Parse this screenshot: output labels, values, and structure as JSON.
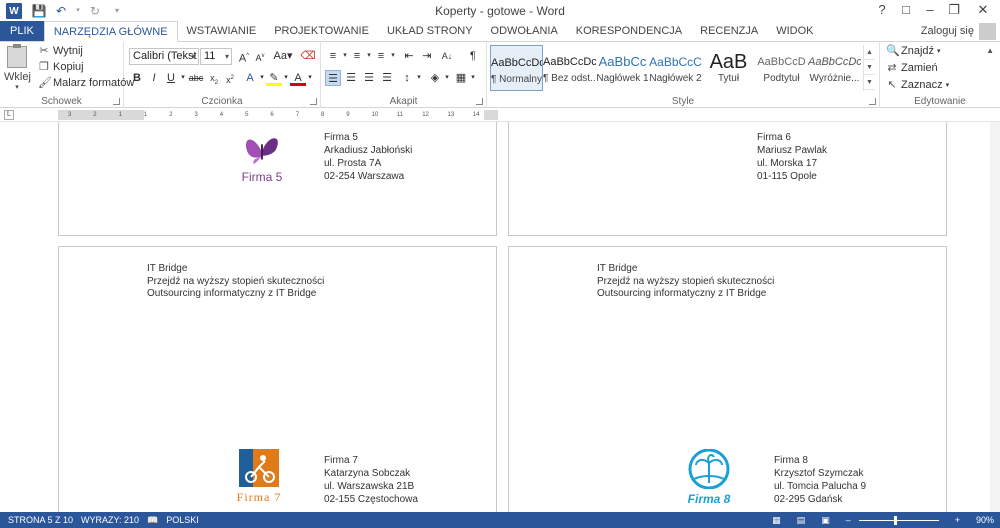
{
  "app": {
    "title": "Koperty - gotowe - Word",
    "signin": "Zaloguj się",
    "word_logo": "W"
  },
  "tabs": [
    {
      "label": "PLIK"
    },
    {
      "label": "NARZĘDZIA GŁÓWNE"
    },
    {
      "label": "WSTAWIANIE"
    },
    {
      "label": "PROJEKTOWANIE"
    },
    {
      "label": "UKŁAD STRONY"
    },
    {
      "label": "ODWOŁANIA"
    },
    {
      "label": "KORESPONDENCJA"
    },
    {
      "label": "RECENZJA"
    },
    {
      "label": "WIDOK"
    }
  ],
  "ribbon": {
    "clipboard": {
      "label": "Schowek",
      "paste": "Wklej",
      "cut": "Wytnij",
      "copy": "Kopiuj",
      "format_painter": "Malarz formatów"
    },
    "font": {
      "label": "Czcionka",
      "font_name": "Calibri (Tekst p",
      "font_size": "11"
    },
    "paragraph": {
      "label": "Akapit"
    },
    "styles": {
      "label": "Style",
      "items": [
        {
          "preview": "AaBbCcDc",
          "name": "¶ Normalny"
        },
        {
          "preview": "AaBbCcDc",
          "name": "¶ Bez odst..."
        },
        {
          "preview": "AaBbCc",
          "name": "Nagłówek 1"
        },
        {
          "preview": "AaBbCcC",
          "name": "Nagłówek 2"
        },
        {
          "preview": "AaB",
          "name": "Tytuł"
        },
        {
          "preview": "AaBbCcD",
          "name": "Podtytuł"
        },
        {
          "preview": "AaBbCcDc",
          "name": "Wyróżnie..."
        }
      ]
    },
    "editing": {
      "label": "Edytowanie",
      "find": "Znajdź",
      "replace": "Zamień",
      "select": "Zaznacz"
    }
  },
  "ruler": {
    "numbers": [
      "3",
      "2",
      "1",
      "1",
      "2",
      "3",
      "4",
      "5",
      "6",
      "7",
      "8",
      "9",
      "10",
      "11",
      "12",
      "13",
      "14"
    ]
  },
  "envelopes": [
    {
      "recipient": [
        "Firma 5",
        "Arkadiusz Jabłoński",
        "ul. Prosta 7A",
        "02-254  Warszawa"
      ],
      "logo": "Firma 5"
    },
    {
      "recipient": [
        "Firma 6",
        "Mariusz Pawlak",
        "ul. Morska 17",
        "01-115  Opole"
      ]
    },
    {
      "sender": [
        "IT Bridge",
        "Przejdź na wyższy stopień skuteczności",
        "Outsourcing informatyczny z IT Bridge"
      ],
      "recipient": [
        "Firma 7",
        "Katarzyna Sobczak",
        "ul. Warszawska 21B",
        "02-155  Częstochowa"
      ],
      "logo": "Firma 7"
    },
    {
      "sender": [
        "IT Bridge",
        "Przejdź na wyższy stopień skuteczności",
        "Outsourcing informatyczny z IT Bridge"
      ],
      "recipient": [
        "Firma 8",
        "Krzysztof Szymczak",
        "ul. Tomcia Palucha 9",
        "02-295  Gdańsk"
      ],
      "logo": "Firma 8"
    }
  ],
  "status": {
    "page": "STRONA 5 Z 10",
    "words": "WYRAZY: 210",
    "language": "POLSKI",
    "zoom": "90%",
    "zoom_fraction": 0.45
  },
  "colors": {
    "accent": "#2b579a",
    "firma5": "#7b3f8f",
    "firma7": "#e07b1a",
    "firma8": "#1aa0d6"
  }
}
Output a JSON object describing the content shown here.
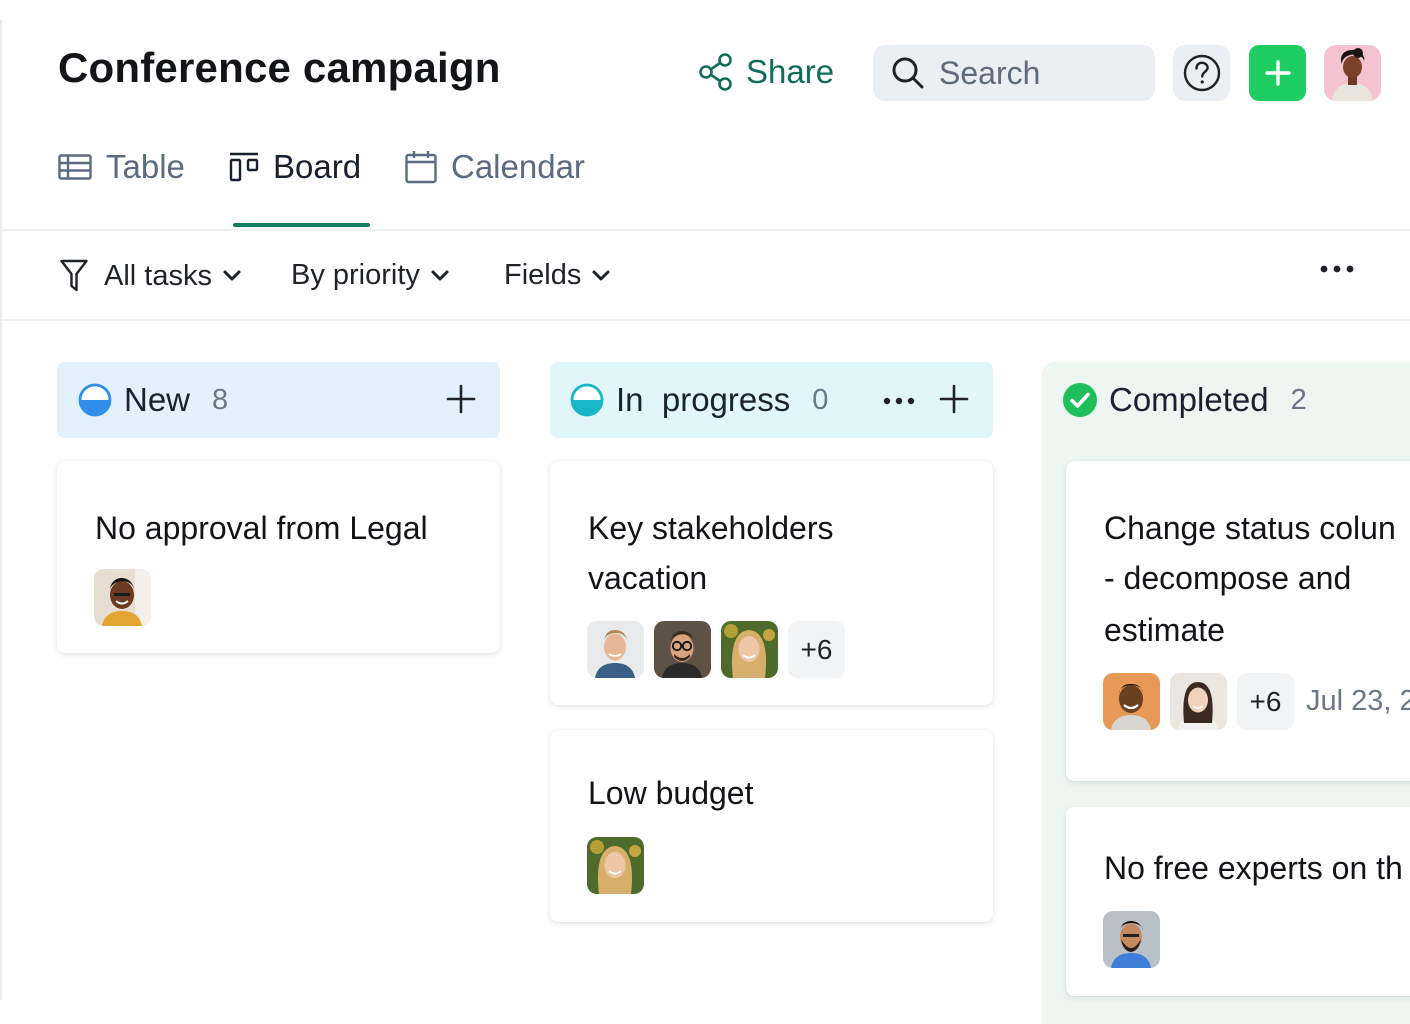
{
  "header": {
    "title": "Conference campaign",
    "share_label": "Share",
    "search_placeholder": "Search"
  },
  "tabs": [
    {
      "label": "Table",
      "icon": "table-icon",
      "active": false
    },
    {
      "label": "Board",
      "icon": "board-icon",
      "active": true
    },
    {
      "label": "Calendar",
      "icon": "calendar-icon",
      "active": false
    }
  ],
  "filters": {
    "tasks_label": "All tasks",
    "group_label": "By priority",
    "fields_label": "Fields"
  },
  "columns": [
    {
      "name": "New",
      "count": "8",
      "color": "#e3f1fc",
      "cards": [
        {
          "title": "No approval from Legal",
          "avatars": [
            "avatar-woman-smiling"
          ]
        }
      ]
    },
    {
      "name": "In  progress",
      "count": "0",
      "color": "#e0f6f8",
      "cards": [
        {
          "title_lines": [
            "Key stakeholders",
            "vacation"
          ],
          "avatars": [
            "avatar-man-blond",
            "avatar-man-glasses",
            "avatar-woman-blonde"
          ],
          "more": "+6"
        },
        {
          "title": "Low budget",
          "avatars": [
            "avatar-woman-blonde"
          ]
        }
      ]
    },
    {
      "name": "Completed",
      "count": "2",
      "color": "#eef6f2",
      "cards": [
        {
          "title_lines": [
            "Change status colun",
            "- decompose and",
            "estimate"
          ],
          "avatars": [
            "avatar-man-smiling",
            "avatar-woman-asian"
          ],
          "more": "+6",
          "date": "Jul 23, 2"
        },
        {
          "title": "No free experts on th",
          "avatars": [
            "avatar-man-beard"
          ]
        }
      ]
    }
  ],
  "colors": {
    "accent_green": "#1fce62",
    "tab_underline": "#128060",
    "share_text": "#0f6d5b"
  }
}
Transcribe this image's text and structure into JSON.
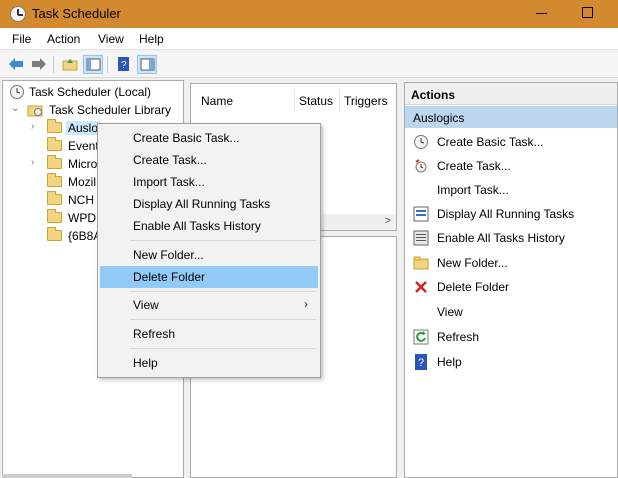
{
  "window": {
    "title": "Task Scheduler"
  },
  "menu": [
    "File",
    "Action",
    "View",
    "Help"
  ],
  "tree": {
    "root": "Task Scheduler (Local)",
    "library": "Task Scheduler Library",
    "folders": [
      "Auslo",
      "Event",
      "Micro",
      "Mozil",
      "NCH",
      "WPD",
      "{6B8A"
    ]
  },
  "list": {
    "columns": [
      "Name",
      "Status",
      "Triggers"
    ],
    "scroll_right": ">"
  },
  "actions": {
    "header": "Actions",
    "section": "Auslogics",
    "items": [
      {
        "label": "Create Basic Task...",
        "icon": "create-basic-task-icon"
      },
      {
        "label": "Create Task...",
        "icon": "create-task-icon"
      },
      {
        "label": "Import Task...",
        "icon": ""
      },
      {
        "label": "Display All Running Tasks",
        "icon": "running-tasks-icon"
      },
      {
        "label": "Enable All Tasks History",
        "icon": "history-icon"
      },
      {
        "label": "New Folder...",
        "icon": "folder-icon"
      },
      {
        "label": "Delete Folder",
        "icon": "delete-icon"
      },
      {
        "label": "View",
        "icon": ""
      },
      {
        "label": "Refresh",
        "icon": "refresh-icon"
      },
      {
        "label": "Help",
        "icon": "help-icon"
      }
    ]
  },
  "context_menu": {
    "items": [
      "Create Basic Task...",
      "Create Task...",
      "Import Task...",
      "Display All Running Tasks",
      "Enable All Tasks History",
      "New Folder...",
      "Delete Folder",
      "View",
      "Refresh",
      "Help"
    ],
    "highlighted": "Delete Folder",
    "submenu_arrow": "›"
  },
  "colors": {
    "titlebar": "#d38a2e",
    "selection": "#91c9f7",
    "actions_section": "#bcd6ee"
  }
}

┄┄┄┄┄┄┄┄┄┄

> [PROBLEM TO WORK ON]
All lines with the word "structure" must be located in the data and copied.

> [SOLVED EXERCISE]
Parse this screenshot: output labels, values, and structure as JSON.
Transcribe this image's text and structure into JSON.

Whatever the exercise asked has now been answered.